eCureMe logo
  eCureMe home eCureMe log In Sign Up!
eCureMe Life : Your Healthy Living. Click Here!
Welcome, medical contents search April 26, 2013
       eCureMe Life
       Medical Supplies
       Calorie Count
       Physician Search
       Message Board
      E-mail Doctor
      E-mail Veterinarian
      Health-O-Matic Meter
      Calorie Count
      Natural Medicine
      Vitamins & Minerals
      Alternative Living
      My Health Chart
      Diseases & Treatments
      Atlas of Diseases
      Sexually Transmitted
Generic Viagra
      Drug Information
      Illegal Drugs
      Lab & Diagnostic Tests
      Internal Medicine
      Women’s Health
      Eye Disorders
      Skin Disorders
      Mental Health
      Resource Links
      Physician Directory
      Dentist Directory
      Hospital Directory
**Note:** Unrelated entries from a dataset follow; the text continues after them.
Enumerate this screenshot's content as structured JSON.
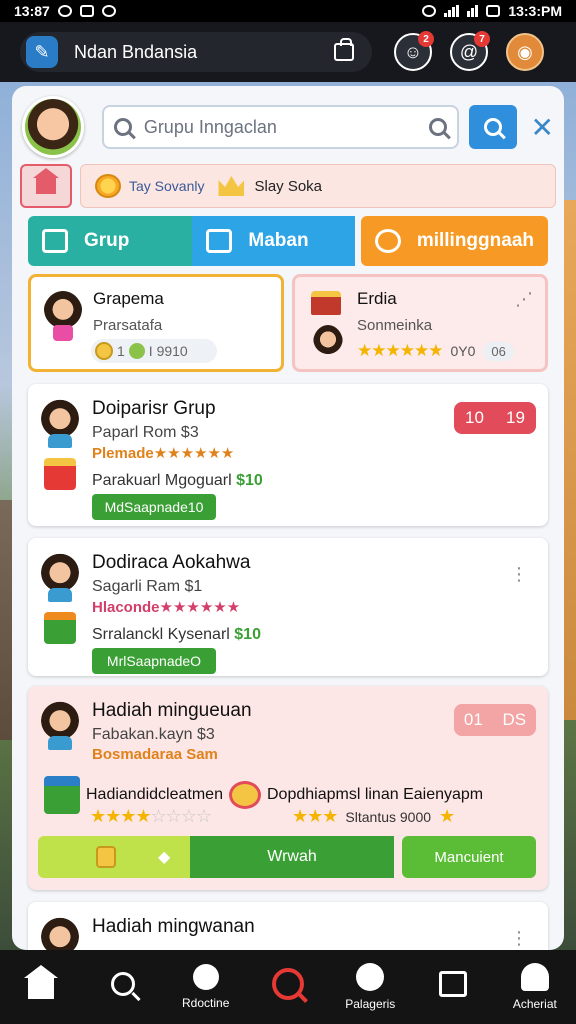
{
  "status_bar": {
    "time_left": "13:87",
    "time_right": "13:3:PM"
  },
  "header": {
    "app_title": "Ndan Bndansia",
    "badge_1": "2",
    "badge_2": "7"
  },
  "search": {
    "placeholder": "Grupu Inngaclan"
  },
  "filters": {
    "chip1": "Tay Sovanly",
    "chip2": "Slay Soka"
  },
  "tabs": [
    "Grup",
    "Maban",
    "millinggnaah"
  ],
  "mini_cards": [
    {
      "name": "Grapema",
      "sub": "Prarsatafa",
      "stat_a": "1",
      "stat_b": "I 9910"
    },
    {
      "name": "Erdia",
      "sub": "Sonmeinka",
      "stars": "★★★★★★",
      "count": "0Y0",
      "tag": "06"
    }
  ],
  "cards": [
    {
      "title": "Doiparisr Grup",
      "sub": "Paparl Rom $3",
      "sub2": "Plemade★★★★★★",
      "prize": "Parakuarl Mgoguarl",
      "prize_amt": "$10",
      "button": "MdSaapnade10",
      "badge_a": "10",
      "badge_b": "19"
    },
    {
      "title": "Dodiraca Aokahwa",
      "sub": "Sagarli Ram $1",
      "sub2": "Hlaconde★★★★★★",
      "prize": "Srralanckl Kysenarl",
      "prize_amt": "$10",
      "button": "MrlSaapnadeO"
    }
  ],
  "hadiah_card": {
    "title": "Hadiah mingueuan",
    "sub": "Fabakan.kayn $3",
    "sub2": "Bosmadaraa Sam",
    "badge_a": "01",
    "badge_b": "DS",
    "prize_left": "Hadiandidcleatmen",
    "prize_right": "Dopdhiapmsl linan Eaienyapm",
    "stars_right_text": "Sltantus 9000",
    "btn_mid": "Wrwah",
    "btn_right": "Mancuient"
  },
  "last_card": {
    "title": "Hadiah mingwanan"
  },
  "bottom_nav": [
    {
      "label": ""
    },
    {
      "label": ""
    },
    {
      "label": "Rdoctine"
    },
    {
      "label": ""
    },
    {
      "label": "Palageris"
    },
    {
      "label": ""
    },
    {
      "label": "Acheriat"
    }
  ]
}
Complex regional pain syndrome, reflex sympathetic dystrophy, RSD, Causalgia, Shoulder-hand syndrome, or Sudeck's atrophy.

  • Complex regional pain syndrome (CRPS) is a chronic pain syndrome, usually involving one leg or arm.

  • The symptoms vary in severity and duration. The pain is usually localized to the injured arms or legs, but CRPS can affect any part of the body.

  • The main symptoms are a throbbing, burning pain coupled with a tingling sensation. This severe pain is often accompanied by extreme sensitivity to even the slightest touch in the affected areas of skin.
  • The symptoms of the acute stages (first 3 to 6 months) are characterized by swelling, tenderness, excessive sweating, heating sensation and a change in skin color (reddish, mottled) in the affected area. After an acute period, the skin becomes cool and bluish in some patients.
  • Other changes include a thickening of the skin tissue or a swelling and heating sensation. In later periods where there is joint stiffness coupled with contracture and a thinning of the skin, subcutaneous and muscle tissue can be seen. However, the course of disease is different from person to person.

  • The mechanism of pain is uncertain. CRPS develops after a wide variety of tissue injuries, including bone fractures, soft tissue trauma and Strokes. CRPS can also occur after minor injuries.

  • The diagnosis is based on the history of the injury, symptoms and signs.
  • Radiologic tests are supportive.
  • Simple X-Rays of affected area to detect the bone loss (osteoporosis) in the later stages.
  • Bone scans

  • There is no single treatment that cures CRPS.
  • The response of patients to therapy may vary
  • Corticosteroid (prednisone) -- short-term therapy with prednisone may result in the early remission of CRPS in some patients.
  • Drugs for pain control -- various drugs are used to relieve pain from CRPS, including anti-seizure medications, antidepressants and opioids.
  • Physical therapy relieves swelling and prevents contracture.
  • Sympathetic nerve blocks -- injection of local anesthetics to the sympathetic nerves in the neck (stellate ganglion) or lower back (lumbar sympathetic nerve blocks).
  • Lumbar sympathectomy -- destruction of sympathetic nerves to get longer pain relief than the nerve block.

  • Early treatment is most effective if started within 3 months from the onset.
  • About 50 to 60 % of CRPS patients have significant chronic pain for
    6 months.

If you want your friend to read or know about this article, Click here

medical contents search

Home   |   About Us   |   Contact Us   |   Employment Ad   |   Help

Terms and Conditions under which this service is provided to you. Read our Privacy Policy.
Copyright © 2002 - 2003 eCureMe, Inc All right reserved.